Editor: John Hetland (submitted 2015-06-24).   Score information: Letter, 16 pages, 1.93 MB   Copyright: CPDL
Edition notes: Source: J. Regis: Opera omnia, ed. Cornelis Lindenberg, A.I.M., 1956. Notation here is a fourth higher than the original with time values halved. Translation is by Quintus Latin Translation Service and John Hetland. Text underlay and musica ficta by John Hetland and The Renaissance Street Singers. 30 May 2005

General Information

Title: Lux solempnis adest
Composer: Johannes Regis

Number of voices: 5vv   Voicing: SAATB
Genre: SacredMotet

Language: Latin
Instruments: A cappella

 Manuscript 1498 in Chigi codex, no. 31
First published: 1508 in Motetti a cinque libro 1, no. 11
Description: Celebrating Pentecost

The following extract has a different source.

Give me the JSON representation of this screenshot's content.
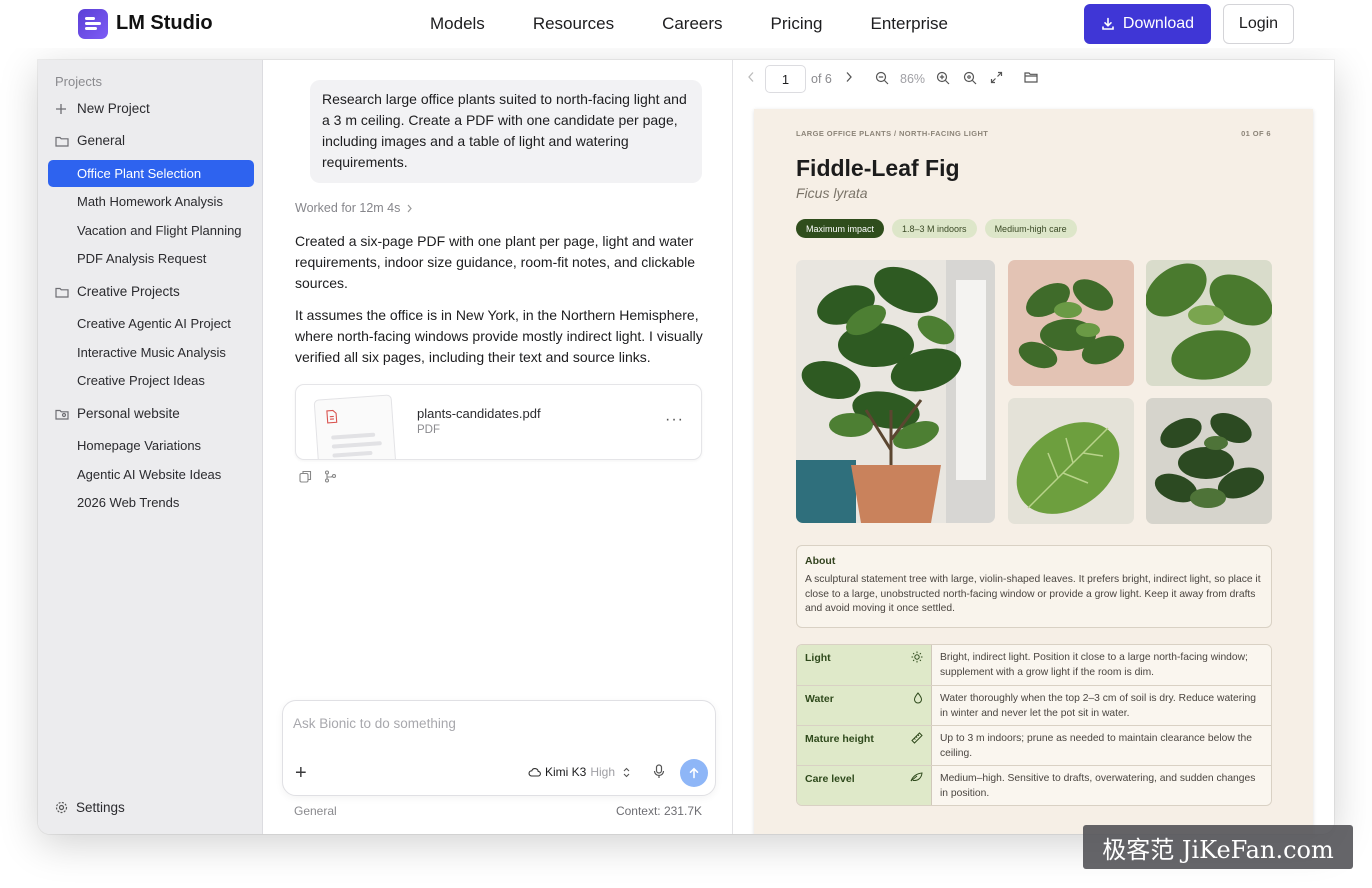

External websites:

Original text and translations

Latin.png Latin text

Lux solémpnis ádest rútilans digníssima laúde
ac mérito cúnctis célebri veneránda decóre.
Spíritus e célso míssus qua nóscitur órbe ástra
pétens Chrístus dáre quem spospóndit alúmpnis.
Hinc plebs in Dómino per clímata cúncta resúltet,
hinc clángor résonet modulántis cármine pléctri:
fésta díes áderat felícia témpora sígnans.
Cúmque repentíno sónitu comitánte refúlsit,
discípulos súper in línguis igníque resédens,
elóquio dítans íllos et dógmate tánto,
ut sic intrépidi Chrísti magnália fántur
ómnium lignuárum génere cúnctis stupefáctis.

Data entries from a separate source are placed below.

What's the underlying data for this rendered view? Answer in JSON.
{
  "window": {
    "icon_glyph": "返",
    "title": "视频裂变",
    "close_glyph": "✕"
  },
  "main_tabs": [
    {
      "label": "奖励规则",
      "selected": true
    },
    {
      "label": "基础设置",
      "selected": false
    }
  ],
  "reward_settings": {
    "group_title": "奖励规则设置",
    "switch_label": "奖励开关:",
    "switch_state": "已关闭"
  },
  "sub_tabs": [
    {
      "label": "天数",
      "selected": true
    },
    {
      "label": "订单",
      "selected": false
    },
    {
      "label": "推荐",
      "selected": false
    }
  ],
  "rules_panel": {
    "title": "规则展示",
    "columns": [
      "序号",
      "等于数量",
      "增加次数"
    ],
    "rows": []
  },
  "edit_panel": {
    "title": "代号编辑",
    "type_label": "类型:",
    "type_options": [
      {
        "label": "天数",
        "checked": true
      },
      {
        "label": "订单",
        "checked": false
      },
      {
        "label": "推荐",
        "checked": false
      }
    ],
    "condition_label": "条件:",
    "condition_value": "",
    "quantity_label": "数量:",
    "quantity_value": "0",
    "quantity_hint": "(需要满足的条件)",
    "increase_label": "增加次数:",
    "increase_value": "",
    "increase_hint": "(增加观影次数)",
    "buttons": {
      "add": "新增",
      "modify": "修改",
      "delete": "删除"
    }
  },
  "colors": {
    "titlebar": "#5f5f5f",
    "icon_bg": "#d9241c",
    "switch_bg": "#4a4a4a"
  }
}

Nec mírum si tánta síbi súbito patuérunt est,
úbi pnéuma dócens nam fit móra núlla docéndo.
Imbuit, illústrat, dispónit, síngula cómplet
et válidum nihil est ípso síne nílque beátum.
Hic Déus est nóster persónaque térna perénnis
qui genitóque pátri cómpar ab utróque procédit.
Múnere nos ígitur lúcis tánte radiántis
láudes altitónas cánimus tíbi, Spíritus álme,
praesídio fámulis rogitántes pérpes ut ádsis,
túrbida reíciens, pácis tranquílla refúndens,
péctoris íma rígans dónis septémplicis ímber
cárnis et infírma róborans virtúte supérna.

English.png English translation

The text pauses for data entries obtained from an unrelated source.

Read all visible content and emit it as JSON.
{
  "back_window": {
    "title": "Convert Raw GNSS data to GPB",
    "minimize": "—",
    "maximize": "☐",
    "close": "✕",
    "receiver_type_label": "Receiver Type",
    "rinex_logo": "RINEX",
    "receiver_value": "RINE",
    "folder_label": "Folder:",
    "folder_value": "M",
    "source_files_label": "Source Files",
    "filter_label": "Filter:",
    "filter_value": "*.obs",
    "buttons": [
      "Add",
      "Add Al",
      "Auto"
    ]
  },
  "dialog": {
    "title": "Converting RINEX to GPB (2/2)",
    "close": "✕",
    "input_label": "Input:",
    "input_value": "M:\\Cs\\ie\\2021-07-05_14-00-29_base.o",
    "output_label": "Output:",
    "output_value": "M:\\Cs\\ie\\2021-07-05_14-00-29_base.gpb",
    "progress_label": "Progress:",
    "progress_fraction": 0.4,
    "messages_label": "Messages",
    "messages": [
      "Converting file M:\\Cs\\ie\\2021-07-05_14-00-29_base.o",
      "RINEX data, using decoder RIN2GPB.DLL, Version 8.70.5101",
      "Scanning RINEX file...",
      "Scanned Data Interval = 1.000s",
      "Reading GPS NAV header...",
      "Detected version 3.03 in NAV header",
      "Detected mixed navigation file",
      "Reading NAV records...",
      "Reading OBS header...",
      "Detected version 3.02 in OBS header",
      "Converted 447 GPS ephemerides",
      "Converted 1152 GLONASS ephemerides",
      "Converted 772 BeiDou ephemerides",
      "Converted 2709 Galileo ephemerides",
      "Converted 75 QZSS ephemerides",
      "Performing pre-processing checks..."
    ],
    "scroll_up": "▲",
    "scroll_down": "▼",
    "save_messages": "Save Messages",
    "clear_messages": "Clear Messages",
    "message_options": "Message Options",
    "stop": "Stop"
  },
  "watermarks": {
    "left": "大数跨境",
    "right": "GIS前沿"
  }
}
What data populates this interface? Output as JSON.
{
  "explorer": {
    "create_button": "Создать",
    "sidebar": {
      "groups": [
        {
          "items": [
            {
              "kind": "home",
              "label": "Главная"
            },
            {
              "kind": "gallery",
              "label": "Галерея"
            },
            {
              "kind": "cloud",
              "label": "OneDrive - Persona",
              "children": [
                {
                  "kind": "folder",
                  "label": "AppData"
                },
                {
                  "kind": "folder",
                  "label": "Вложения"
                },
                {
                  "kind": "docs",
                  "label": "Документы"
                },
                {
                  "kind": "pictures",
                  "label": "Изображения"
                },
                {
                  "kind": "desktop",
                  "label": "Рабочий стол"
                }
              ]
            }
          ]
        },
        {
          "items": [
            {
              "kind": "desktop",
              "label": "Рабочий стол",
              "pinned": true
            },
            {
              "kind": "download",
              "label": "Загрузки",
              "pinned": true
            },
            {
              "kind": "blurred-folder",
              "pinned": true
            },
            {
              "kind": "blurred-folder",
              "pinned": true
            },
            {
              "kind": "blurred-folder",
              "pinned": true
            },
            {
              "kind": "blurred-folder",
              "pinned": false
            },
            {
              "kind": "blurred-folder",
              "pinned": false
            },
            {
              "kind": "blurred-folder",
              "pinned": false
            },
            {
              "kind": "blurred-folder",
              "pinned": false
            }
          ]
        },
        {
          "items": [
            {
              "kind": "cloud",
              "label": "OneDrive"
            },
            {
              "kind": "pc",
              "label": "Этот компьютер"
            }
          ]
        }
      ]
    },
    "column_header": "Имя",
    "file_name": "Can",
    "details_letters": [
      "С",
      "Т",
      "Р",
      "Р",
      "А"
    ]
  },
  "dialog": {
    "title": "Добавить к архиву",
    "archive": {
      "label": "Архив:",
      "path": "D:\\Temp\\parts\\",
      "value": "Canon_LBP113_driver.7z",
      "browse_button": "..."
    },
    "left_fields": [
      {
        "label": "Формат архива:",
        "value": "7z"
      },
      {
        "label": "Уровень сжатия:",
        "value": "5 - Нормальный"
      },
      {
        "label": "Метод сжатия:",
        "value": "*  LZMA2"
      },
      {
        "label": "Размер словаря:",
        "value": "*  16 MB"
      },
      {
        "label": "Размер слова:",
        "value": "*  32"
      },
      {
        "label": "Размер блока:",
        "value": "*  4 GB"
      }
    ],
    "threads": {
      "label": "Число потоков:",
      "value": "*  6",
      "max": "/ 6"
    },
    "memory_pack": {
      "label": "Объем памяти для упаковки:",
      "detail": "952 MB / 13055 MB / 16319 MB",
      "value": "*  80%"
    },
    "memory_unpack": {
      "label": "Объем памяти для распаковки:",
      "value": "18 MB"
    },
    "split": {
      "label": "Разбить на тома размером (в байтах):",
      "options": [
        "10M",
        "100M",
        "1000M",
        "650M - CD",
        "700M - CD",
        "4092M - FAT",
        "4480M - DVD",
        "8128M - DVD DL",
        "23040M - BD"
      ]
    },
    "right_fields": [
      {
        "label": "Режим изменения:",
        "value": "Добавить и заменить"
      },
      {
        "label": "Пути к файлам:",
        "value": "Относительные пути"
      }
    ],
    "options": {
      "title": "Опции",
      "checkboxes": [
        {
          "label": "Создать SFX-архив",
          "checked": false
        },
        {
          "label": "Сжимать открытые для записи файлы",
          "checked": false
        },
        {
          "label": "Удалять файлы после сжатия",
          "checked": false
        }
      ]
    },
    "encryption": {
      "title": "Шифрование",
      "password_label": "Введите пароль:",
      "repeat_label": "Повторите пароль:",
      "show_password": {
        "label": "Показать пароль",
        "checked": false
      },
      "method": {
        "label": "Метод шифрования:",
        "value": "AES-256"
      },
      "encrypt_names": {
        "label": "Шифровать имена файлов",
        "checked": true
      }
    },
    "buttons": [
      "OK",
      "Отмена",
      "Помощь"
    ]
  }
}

A solemn day has arrived, radiant with the most worthy praise,
a holiday deservedly to be revered by all with honor.
The Spirit has been sent from heavenly sphere where he is acknowledged,
whom Christ, when he sought the stars, promised to give to his followers.
So let the people in all climes rejoice in the Lord,
so let the sound of the lyre echo as it makes music.
A festive day has come, indicating happy times.
And with an accompanying sudden cry of joy, it has shone on us,
settling over the disciples in tongues of fire,
enriching them with eloquence and such great teaching
that thus fearless, they speak of the mighty works of Christ
in the manner of all tongues, leaving everyone astonished.

Nor is it surprising if such great things are suddenly revealed to them,
for when the spirit teaches, there is no delay in teaching.
He trains, illuminates, arranges, and completes all things,
and nothing is strong without him, nor blessed.
This is our God and the third eternal person,
who, equal to the Begotten and the Father, proceeds from both.
And so we, through the gift of such radiant light,
sing lofty-sounding praises to you, loving Spirit,
asking that you be ever present as a protection for families,
casting aside troubles, replacing them with calm peace,
a shower watering the depths of our hearts with seven-fold gifts,
and strengthening our weak flesh with heavenly virtue.